Records from a data source
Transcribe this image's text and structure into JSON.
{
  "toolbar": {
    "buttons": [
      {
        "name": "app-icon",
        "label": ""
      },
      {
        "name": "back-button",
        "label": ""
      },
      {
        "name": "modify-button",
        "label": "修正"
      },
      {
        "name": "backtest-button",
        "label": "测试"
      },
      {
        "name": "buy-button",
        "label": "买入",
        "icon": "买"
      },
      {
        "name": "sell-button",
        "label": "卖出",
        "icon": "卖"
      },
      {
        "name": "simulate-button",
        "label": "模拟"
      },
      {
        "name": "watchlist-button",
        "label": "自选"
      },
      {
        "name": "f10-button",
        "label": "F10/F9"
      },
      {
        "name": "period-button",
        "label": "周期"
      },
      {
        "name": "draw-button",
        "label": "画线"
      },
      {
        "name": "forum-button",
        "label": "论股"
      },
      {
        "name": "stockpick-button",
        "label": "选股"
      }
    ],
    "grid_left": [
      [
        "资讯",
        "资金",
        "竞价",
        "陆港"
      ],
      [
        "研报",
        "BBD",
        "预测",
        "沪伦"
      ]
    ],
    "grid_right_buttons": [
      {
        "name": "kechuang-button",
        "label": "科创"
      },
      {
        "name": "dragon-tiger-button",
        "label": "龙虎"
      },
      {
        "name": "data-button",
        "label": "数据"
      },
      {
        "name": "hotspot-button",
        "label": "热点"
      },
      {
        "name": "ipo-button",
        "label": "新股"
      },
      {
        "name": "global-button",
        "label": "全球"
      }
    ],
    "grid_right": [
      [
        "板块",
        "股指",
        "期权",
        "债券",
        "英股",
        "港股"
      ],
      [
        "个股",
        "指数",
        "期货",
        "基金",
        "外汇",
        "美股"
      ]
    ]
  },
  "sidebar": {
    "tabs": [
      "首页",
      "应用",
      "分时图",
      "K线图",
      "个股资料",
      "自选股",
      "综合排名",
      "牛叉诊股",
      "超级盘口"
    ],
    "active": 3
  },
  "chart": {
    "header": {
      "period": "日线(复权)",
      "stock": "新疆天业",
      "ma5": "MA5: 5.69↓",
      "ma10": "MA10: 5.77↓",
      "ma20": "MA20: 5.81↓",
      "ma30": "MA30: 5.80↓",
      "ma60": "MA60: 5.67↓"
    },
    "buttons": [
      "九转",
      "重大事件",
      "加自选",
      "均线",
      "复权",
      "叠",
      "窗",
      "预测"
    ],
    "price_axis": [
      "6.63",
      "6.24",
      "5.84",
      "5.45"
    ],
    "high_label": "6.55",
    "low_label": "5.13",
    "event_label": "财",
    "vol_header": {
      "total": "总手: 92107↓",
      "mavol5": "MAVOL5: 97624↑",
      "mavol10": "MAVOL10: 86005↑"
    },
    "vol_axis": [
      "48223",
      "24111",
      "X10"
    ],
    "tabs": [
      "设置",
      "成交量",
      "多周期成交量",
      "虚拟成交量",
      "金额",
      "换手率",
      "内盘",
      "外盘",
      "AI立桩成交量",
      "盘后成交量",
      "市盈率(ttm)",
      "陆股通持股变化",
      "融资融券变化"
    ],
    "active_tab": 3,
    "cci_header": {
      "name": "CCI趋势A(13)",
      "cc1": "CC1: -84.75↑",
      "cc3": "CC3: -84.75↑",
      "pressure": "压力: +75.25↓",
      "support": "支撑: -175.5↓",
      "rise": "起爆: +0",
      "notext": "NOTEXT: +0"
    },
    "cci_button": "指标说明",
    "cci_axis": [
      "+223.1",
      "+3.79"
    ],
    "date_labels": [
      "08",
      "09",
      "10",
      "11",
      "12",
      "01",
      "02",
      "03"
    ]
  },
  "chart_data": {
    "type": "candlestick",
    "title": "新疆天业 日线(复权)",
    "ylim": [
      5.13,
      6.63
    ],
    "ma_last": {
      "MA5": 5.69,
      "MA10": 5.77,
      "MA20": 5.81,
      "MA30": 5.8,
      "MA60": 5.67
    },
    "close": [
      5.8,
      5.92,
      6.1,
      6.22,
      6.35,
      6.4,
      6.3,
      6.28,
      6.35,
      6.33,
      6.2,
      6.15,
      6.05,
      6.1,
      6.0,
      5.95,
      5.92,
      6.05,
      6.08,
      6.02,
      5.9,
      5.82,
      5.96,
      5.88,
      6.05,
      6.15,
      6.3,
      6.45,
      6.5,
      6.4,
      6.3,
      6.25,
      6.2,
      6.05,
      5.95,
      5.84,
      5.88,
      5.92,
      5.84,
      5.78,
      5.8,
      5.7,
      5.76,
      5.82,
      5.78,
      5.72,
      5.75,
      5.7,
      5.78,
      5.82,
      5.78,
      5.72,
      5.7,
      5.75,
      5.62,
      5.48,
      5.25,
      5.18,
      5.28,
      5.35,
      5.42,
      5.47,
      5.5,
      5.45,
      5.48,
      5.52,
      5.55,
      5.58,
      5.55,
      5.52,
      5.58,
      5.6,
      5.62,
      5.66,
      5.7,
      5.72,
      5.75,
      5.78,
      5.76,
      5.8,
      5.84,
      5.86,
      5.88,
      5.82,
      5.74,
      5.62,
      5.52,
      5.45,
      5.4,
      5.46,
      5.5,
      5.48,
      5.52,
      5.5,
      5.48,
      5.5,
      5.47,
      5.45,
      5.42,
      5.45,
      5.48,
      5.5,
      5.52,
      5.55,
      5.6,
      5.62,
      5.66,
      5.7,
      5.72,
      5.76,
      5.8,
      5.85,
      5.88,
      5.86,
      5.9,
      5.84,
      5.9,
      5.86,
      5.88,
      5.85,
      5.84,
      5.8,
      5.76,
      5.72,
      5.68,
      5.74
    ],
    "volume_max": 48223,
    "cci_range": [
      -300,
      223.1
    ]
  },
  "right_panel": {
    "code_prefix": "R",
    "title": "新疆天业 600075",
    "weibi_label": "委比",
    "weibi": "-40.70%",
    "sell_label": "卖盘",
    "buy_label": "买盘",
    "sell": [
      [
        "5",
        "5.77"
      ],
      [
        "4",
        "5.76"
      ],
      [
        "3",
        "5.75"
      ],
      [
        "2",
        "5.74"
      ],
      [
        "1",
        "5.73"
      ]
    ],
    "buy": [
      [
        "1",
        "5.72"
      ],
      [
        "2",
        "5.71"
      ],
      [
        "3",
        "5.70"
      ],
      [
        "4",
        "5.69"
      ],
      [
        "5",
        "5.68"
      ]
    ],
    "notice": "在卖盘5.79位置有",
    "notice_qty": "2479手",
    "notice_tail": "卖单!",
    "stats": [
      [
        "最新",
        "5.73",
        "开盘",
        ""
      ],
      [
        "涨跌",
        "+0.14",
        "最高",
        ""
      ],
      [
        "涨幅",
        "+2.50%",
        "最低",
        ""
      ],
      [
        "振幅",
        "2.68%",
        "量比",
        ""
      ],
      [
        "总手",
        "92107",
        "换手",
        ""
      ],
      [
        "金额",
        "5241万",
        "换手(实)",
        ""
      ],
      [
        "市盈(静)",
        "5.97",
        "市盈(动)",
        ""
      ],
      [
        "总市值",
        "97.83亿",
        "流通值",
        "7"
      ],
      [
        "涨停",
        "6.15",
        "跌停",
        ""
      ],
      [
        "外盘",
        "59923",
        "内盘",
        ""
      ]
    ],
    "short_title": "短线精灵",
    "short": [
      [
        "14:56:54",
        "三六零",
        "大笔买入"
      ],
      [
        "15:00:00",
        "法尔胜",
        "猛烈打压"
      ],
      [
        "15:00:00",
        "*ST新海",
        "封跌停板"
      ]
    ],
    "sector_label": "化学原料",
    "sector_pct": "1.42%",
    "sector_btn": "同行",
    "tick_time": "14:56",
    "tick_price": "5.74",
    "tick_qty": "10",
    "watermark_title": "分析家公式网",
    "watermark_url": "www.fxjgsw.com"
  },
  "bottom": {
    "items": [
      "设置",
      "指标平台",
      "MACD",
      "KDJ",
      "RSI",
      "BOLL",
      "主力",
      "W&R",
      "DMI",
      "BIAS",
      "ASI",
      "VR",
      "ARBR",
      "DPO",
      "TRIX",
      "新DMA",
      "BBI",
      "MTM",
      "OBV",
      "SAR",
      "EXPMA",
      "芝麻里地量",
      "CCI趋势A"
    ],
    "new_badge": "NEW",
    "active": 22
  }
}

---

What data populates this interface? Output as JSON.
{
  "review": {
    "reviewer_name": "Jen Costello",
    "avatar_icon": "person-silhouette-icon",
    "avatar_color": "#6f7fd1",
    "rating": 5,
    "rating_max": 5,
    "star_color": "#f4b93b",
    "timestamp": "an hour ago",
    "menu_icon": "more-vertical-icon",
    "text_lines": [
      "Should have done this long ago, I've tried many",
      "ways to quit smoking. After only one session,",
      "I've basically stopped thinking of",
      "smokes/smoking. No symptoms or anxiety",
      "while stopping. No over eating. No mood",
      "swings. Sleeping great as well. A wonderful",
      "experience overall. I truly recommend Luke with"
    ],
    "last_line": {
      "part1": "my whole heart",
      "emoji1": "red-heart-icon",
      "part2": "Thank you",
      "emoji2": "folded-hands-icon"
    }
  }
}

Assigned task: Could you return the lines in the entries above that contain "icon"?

Answer space:
        "name": "app-icon",
        "icon": "买"
        "icon": "卖"
    "avatar_icon": "person-silhouette-icon",
    "menu_icon": "more-vertical-icon",
      "emoji1": "red-heart-icon",
      "emoji2": "folded-hands-icon"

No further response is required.